**SUPPLIED RECORDS**
- - -

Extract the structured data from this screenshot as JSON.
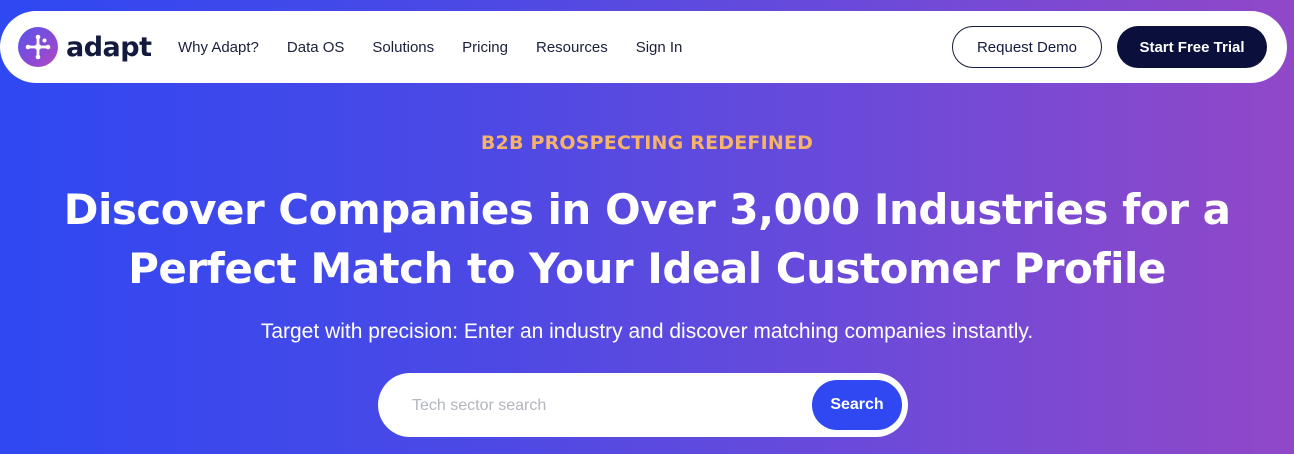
{
  "brand": {
    "name": "adapt",
    "logo_icon": "starburst-logo-icon"
  },
  "nav": {
    "links": [
      "Why Adapt?",
      "Data OS",
      "Solutions",
      "Pricing",
      "Resources",
      "Sign In"
    ],
    "request_demo_label": "Request Demo",
    "start_trial_label": "Start Free Trial"
  },
  "hero": {
    "eyebrow": "B2B PROSPECTING REDEFINED",
    "headline_line1": "Discover Companies in Over 3,000 Industries for a",
    "headline_line2": "Perfect Match to Your Ideal Customer Profile",
    "subheadline": "Target with precision: Enter an industry and discover matching companies instantly."
  },
  "search": {
    "placeholder": "Tech sector search",
    "value": "",
    "button_label": "Search"
  },
  "colors": {
    "gradient_start": "#2f48f2",
    "gradient_end": "#9148c8",
    "eyebrow": "#f6b36a",
    "primary_button": "#0b0f3b",
    "search_button": "#2f48f2"
  }
}
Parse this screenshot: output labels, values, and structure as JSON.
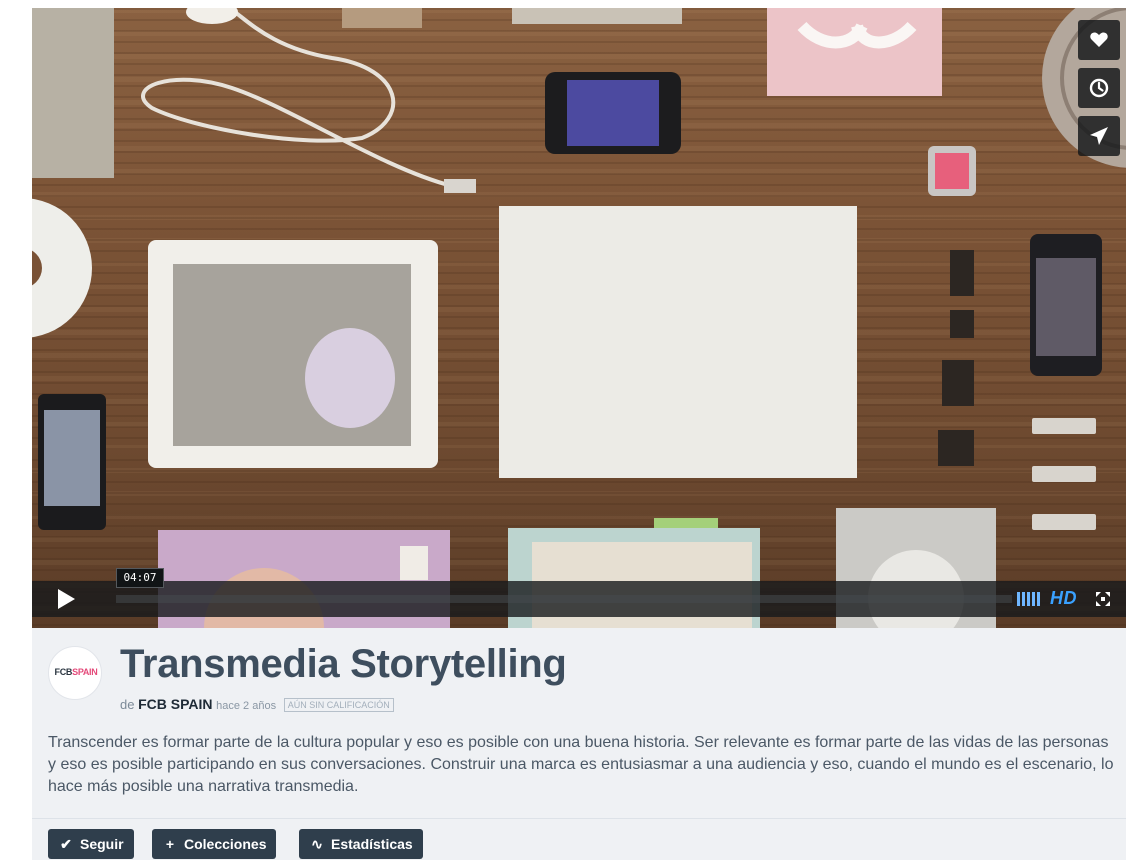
{
  "player": {
    "time_tooltip": "04:07",
    "hd_label": "HD",
    "icons": {
      "like": "heart-icon",
      "watch_later": "clock-icon",
      "share": "paper-plane-icon",
      "play": "play-icon",
      "volume": "volume-bars-icon",
      "fullscreen": "fullscreen-icon"
    }
  },
  "video": {
    "channel_logo_text_dark": "FCB",
    "channel_logo_text_pink": "SPAIN",
    "title": "Transmedia Storytelling",
    "by_prefix": "de",
    "author": "FCB SPAIN",
    "posted_ago": "hace 2 años",
    "rating_badge": "AÚN SIN CALIFICACIÓN",
    "description": "Transcender es formar parte de la cultura popular y eso es posible con una buena historia. Ser relevante es formar parte de las vidas de las personas y eso es posible participando en sus conversaciones. Construir una marca es entusiasmar a una audiencia y eso, cuando el mundo es el escenario, lo hace más posible una narrativa transmedia."
  },
  "actions": {
    "follow": {
      "icon": "checkmark-icon",
      "glyph": "✔",
      "label": "Seguir"
    },
    "collections": {
      "icon": "plus-icon",
      "glyph": "+",
      "label": "Colecciones"
    },
    "stats": {
      "icon": "stats-icon",
      "glyph": "∿",
      "label": "Estadísticas"
    }
  },
  "colors": {
    "title": "#3e4e5e",
    "button_bg": "#2f3e4c",
    "hd_accent": "#3aa1ff",
    "info_bg": "#eff1f4"
  }
}
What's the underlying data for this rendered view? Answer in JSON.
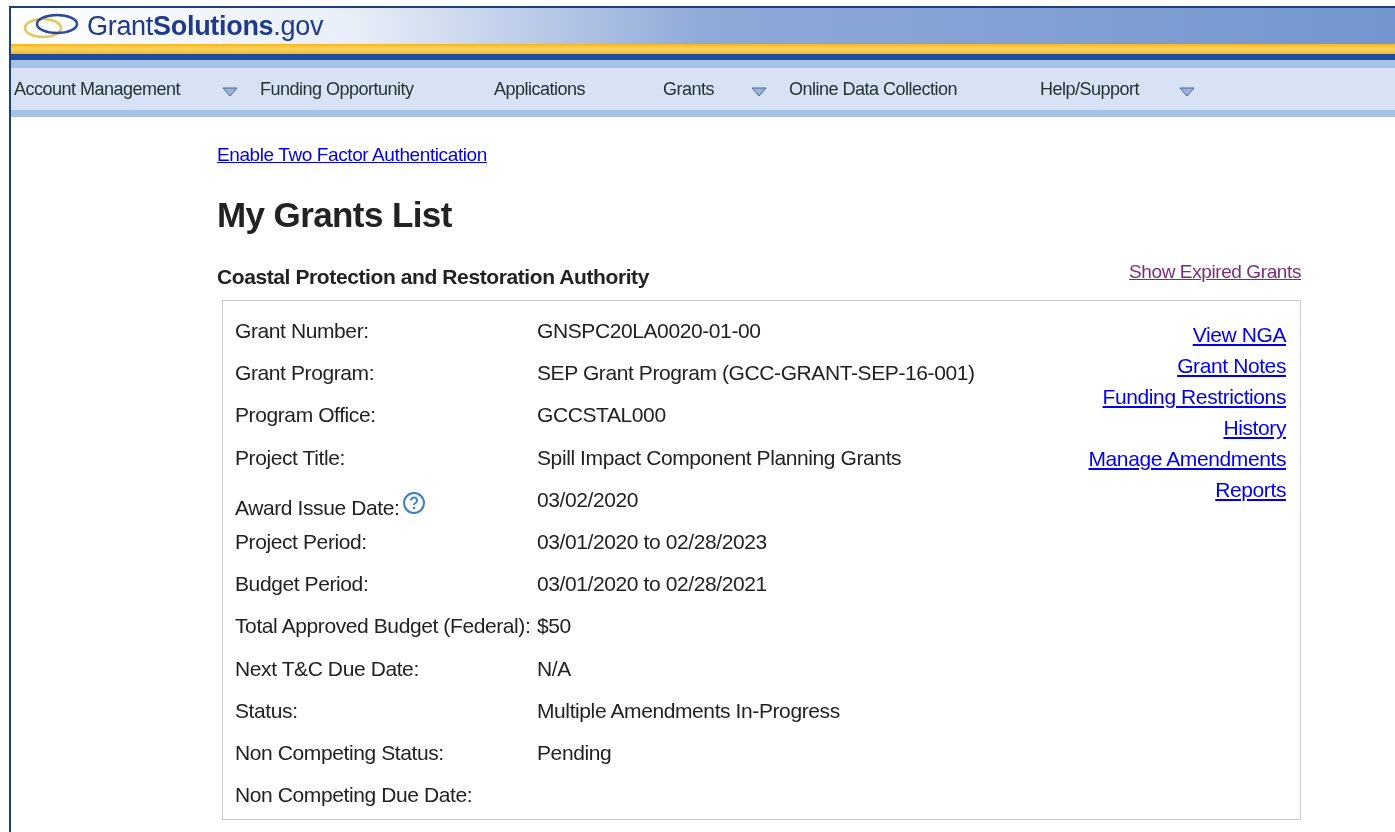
{
  "logo": {
    "text": "Grant**Solutions**.gov"
  },
  "nav": [
    {
      "label": "Account Management",
      "dropdown": true
    },
    {
      "label": "Funding Opportunity",
      "dropdown": false
    },
    {
      "label": "Applications",
      "dropdown": false
    },
    {
      "label": "Grants",
      "dropdown": true
    },
    {
      "label": "Online Data Collection",
      "dropdown": false
    },
    {
      "label": "Help/Support",
      "dropdown": true
    }
  ],
  "two_factor_link": "Enable Two Factor Authentication",
  "page_title": "My Grants List",
  "organization": "Coastal Protection and Restoration Authority",
  "show_expired_link": "Show Expired Grants",
  "grant": {
    "fields": [
      {
        "label": "Grant Number:",
        "value": "GNSPC20LA0020-01-00",
        "help": false
      },
      {
        "label": "Grant Program:",
        "value": "SEP Grant Program (GCC-GRANT-SEP-16-001)",
        "help": false
      },
      {
        "label": "Program Office:",
        "value": "GCCSTAL000",
        "help": false
      },
      {
        "label": "Project Title:",
        "value": "Spill Impact Component Planning Grants",
        "help": false
      },
      {
        "label": "Award Issue Date:",
        "value": "03/02/2020",
        "help": true
      },
      {
        "label": "Project Period:",
        "value": "03/01/2020 to 02/28/2023",
        "help": false
      },
      {
        "label": "Budget Period:",
        "value": "03/01/2020 to 02/28/2021",
        "help": false
      },
      {
        "label": "Total Approved Budget (Federal):",
        "value": "$50",
        "help": false
      },
      {
        "label": "Next T&C Due Date:",
        "value": "N/A",
        "help": false
      },
      {
        "label": "Status:",
        "value": "Multiple Amendments In-Progress",
        "help": false
      },
      {
        "label": "Non Competing Status:",
        "value": "Pending",
        "help": false
      },
      {
        "label": "Non Competing Due Date:",
        "help": false
      }
    ],
    "actions": [
      "View NGA",
      "Grant Notes",
      "Funding Restrictions",
      "History",
      "Manage Amendments",
      "Reports"
    ]
  }
}
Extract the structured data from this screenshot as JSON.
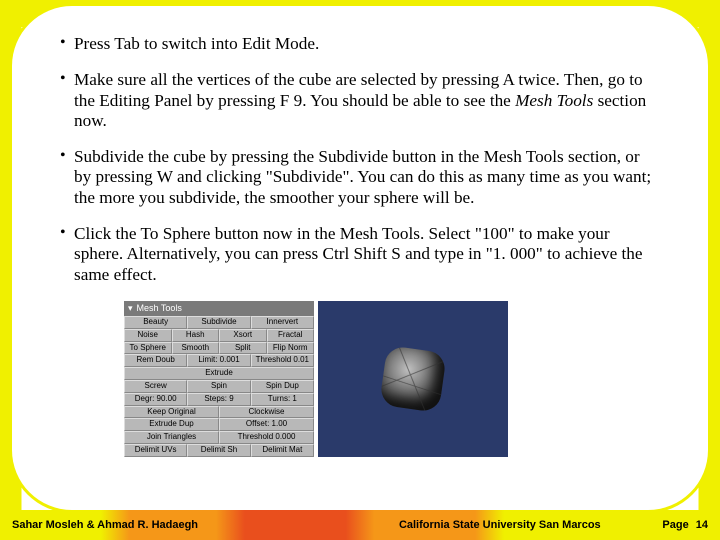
{
  "bullets": [
    {
      "text": "Press Tab to switch into Edit Mode."
    },
    {
      "text": "Make sure all the vertices of the cube are selected by pressing A twice. Then, go to the Editing Panel by pressing F 9. You should be able to see the ",
      "emph": "Mesh Tools",
      "tail": " section now."
    },
    {
      "text": "Subdivide the cube by pressing the Subdivide button in the Mesh Tools section, or by pressing W and clicking \"Subdivide\". You can do this as many time as you want; the more you subdivide, the smoother your sphere will be."
    },
    {
      "text": "Click the To Sphere button now in the Mesh Tools. Select \"100\" to make your sphere. Alternatively, you can press Ctrl Shift S and type in \"1. 000\" to achieve the same effect."
    }
  ],
  "panel": {
    "title": "Mesh Tools",
    "rows": [
      [
        "Beauty",
        "Subdivide",
        "Innervert"
      ],
      [
        "Noise",
        "Hash",
        "Xsort",
        "Fractal"
      ],
      [
        "To Sphere",
        "Smooth",
        "Split",
        "Flip Norm"
      ],
      [
        "Rem Doub",
        "Limit: 0.001",
        "Threshold 0.01"
      ],
      [
        "Extrude"
      ],
      [
        "Screw",
        "Spin",
        "Spin Dup"
      ],
      [
        "Degr: 90.00",
        "Steps: 9",
        "Turns: 1"
      ],
      [
        "Keep Original",
        "Clockwise"
      ],
      [
        "Extrude Dup",
        "Offset: 1.00"
      ],
      [
        "Join Triangles",
        "Threshold 0.000"
      ],
      [
        "Delimit UVs",
        "Delimit Sh",
        "Delimit Mat"
      ]
    ]
  },
  "footer": {
    "left": "Sahar Mosleh & Ahmad R. Hadaegh",
    "center": "California State University San Marcos",
    "right_label": "Page",
    "page_number": "14"
  }
}
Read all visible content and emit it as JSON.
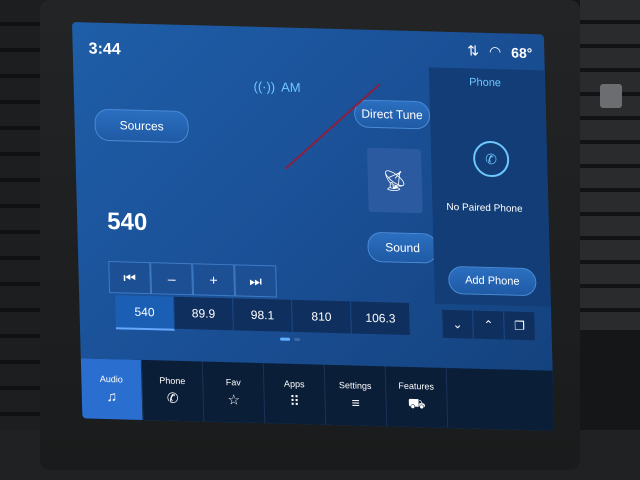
{
  "status": {
    "time": "3:44",
    "temperature": "68°"
  },
  "radio": {
    "band": "AM",
    "frequency": "540",
    "sources_label": "Sources",
    "direct_tune_label": "Direct Tune",
    "sound_label": "Sound",
    "controls": [
      {
        "icon": "seek-back-icon",
        "glyph": "⏮"
      },
      {
        "icon": "minus-icon",
        "glyph": "–"
      },
      {
        "icon": "plus-icon",
        "glyph": "+"
      },
      {
        "icon": "seek-forward-icon",
        "glyph": "⏭"
      }
    ],
    "presets": [
      "540",
      "89.9",
      "98.1",
      "810",
      "106.3"
    ]
  },
  "phone": {
    "title": "Phone",
    "status": "No Paired Phone",
    "add_label": "Add Phone",
    "mini_controls": [
      {
        "icon": "chevron-down-icon",
        "glyph": "⌄"
      },
      {
        "icon": "chevron-up-icon",
        "glyph": "⌃"
      },
      {
        "icon": "copy-icon",
        "glyph": "❐"
      }
    ]
  },
  "nav": [
    {
      "label": "Audio",
      "icon": "music-note-icon",
      "glyph": "♫",
      "active": true
    },
    {
      "label": "Phone",
      "icon": "phone-icon",
      "glyph": "✆",
      "active": false
    },
    {
      "label": "Fav",
      "icon": "star-icon",
      "glyph": "☆",
      "active": false
    },
    {
      "label": "Apps",
      "icon": "apps-grid-icon",
      "glyph": "⠿",
      "active": false
    },
    {
      "label": "Settings",
      "icon": "sliders-icon",
      "glyph": "≡",
      "active": false
    },
    {
      "label": "Features",
      "icon": "car-icon",
      "glyph": "⛟",
      "active": false
    }
  ],
  "colors": {
    "accent": "#2a6fd0",
    "highlight": "#6ec6ff"
  }
}
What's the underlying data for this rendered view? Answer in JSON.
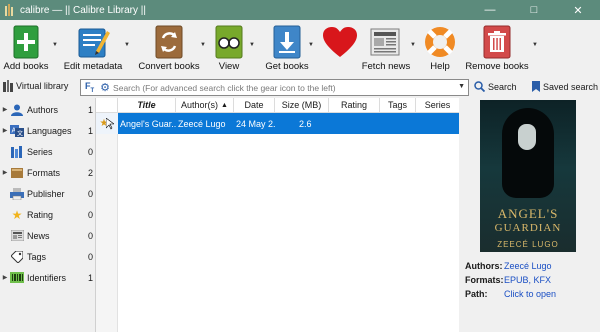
{
  "window": {
    "title": "calibre — || Calibre Library ||",
    "controls": [
      "—",
      "□",
      "✕"
    ]
  },
  "toolbar": {
    "add_books": "Add books",
    "edit_metadata": "Edit metadata",
    "convert_books": "Convert books",
    "view": "View",
    "get_books": "Get books",
    "fetch_news": "Fetch news",
    "help": "Help",
    "remove_books": "Remove books"
  },
  "search": {
    "virtual_library": "Virtual library",
    "placeholder": "Search (For advanced search click the gear icon to the left)",
    "search_label": "Search",
    "saved_search_label": "Saved search"
  },
  "sidebar": {
    "items": [
      {
        "label": "Authors",
        "count": "1",
        "expandable": true
      },
      {
        "label": "Languages",
        "count": "1",
        "expandable": true
      },
      {
        "label": "Series",
        "count": "0",
        "expandable": false
      },
      {
        "label": "Formats",
        "count": "2",
        "expandable": true
      },
      {
        "label": "Publisher",
        "count": "0",
        "expandable": false
      },
      {
        "label": "Rating",
        "count": "0",
        "expandable": false
      },
      {
        "label": "News",
        "count": "0",
        "expandable": false
      },
      {
        "label": "Tags",
        "count": "0",
        "expandable": false
      },
      {
        "label": "Identifiers",
        "count": "1",
        "expandable": true
      }
    ]
  },
  "booklist": {
    "columns": [
      "Title",
      "Author(s)",
      "Date",
      "Size (MB)",
      "Rating",
      "Tags",
      "Series"
    ],
    "sort_indicator": "▲",
    "rows": [
      {
        "title": "Angel's Guar...",
        "authors": "Zeecé Lugo",
        "date": "24 May 2...",
        "size": "2.6",
        "rating": "",
        "tags": "",
        "series": ""
      }
    ]
  },
  "details": {
    "cover_title_line1": "ANGEL'S",
    "cover_title_line2": "GUARDIAN",
    "cover_author": "ZEECÉ LUGO",
    "authors_key": "Authors:",
    "authors_value": "Zeecé Lugo",
    "formats_key": "Formats:",
    "formats_value": "EPUB, KFX",
    "path_key": "Path:",
    "path_value": "Click to open"
  },
  "colors": {
    "titlebar": "#5c8b7c",
    "selection": "#0b78d7",
    "link": "#1a4fc4"
  }
}
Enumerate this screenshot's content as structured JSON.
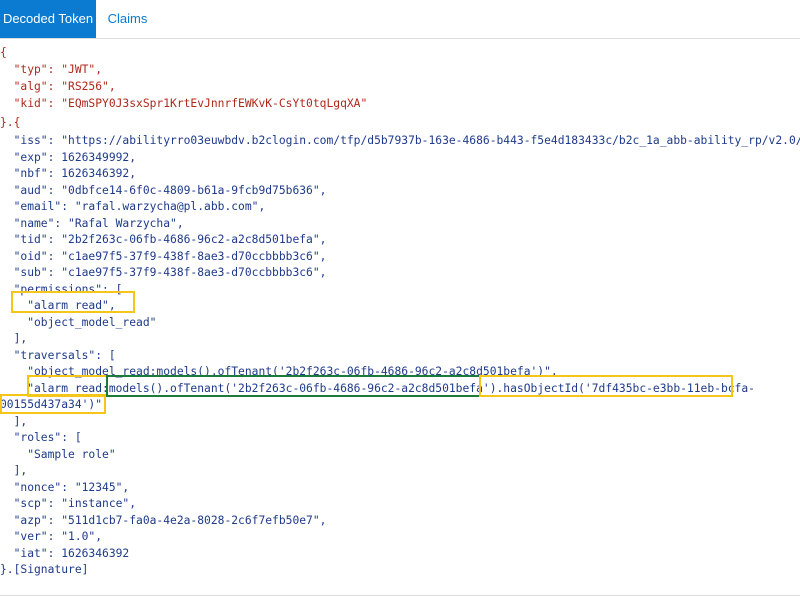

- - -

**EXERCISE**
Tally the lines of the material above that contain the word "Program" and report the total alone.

**TASK OUTPUT**
3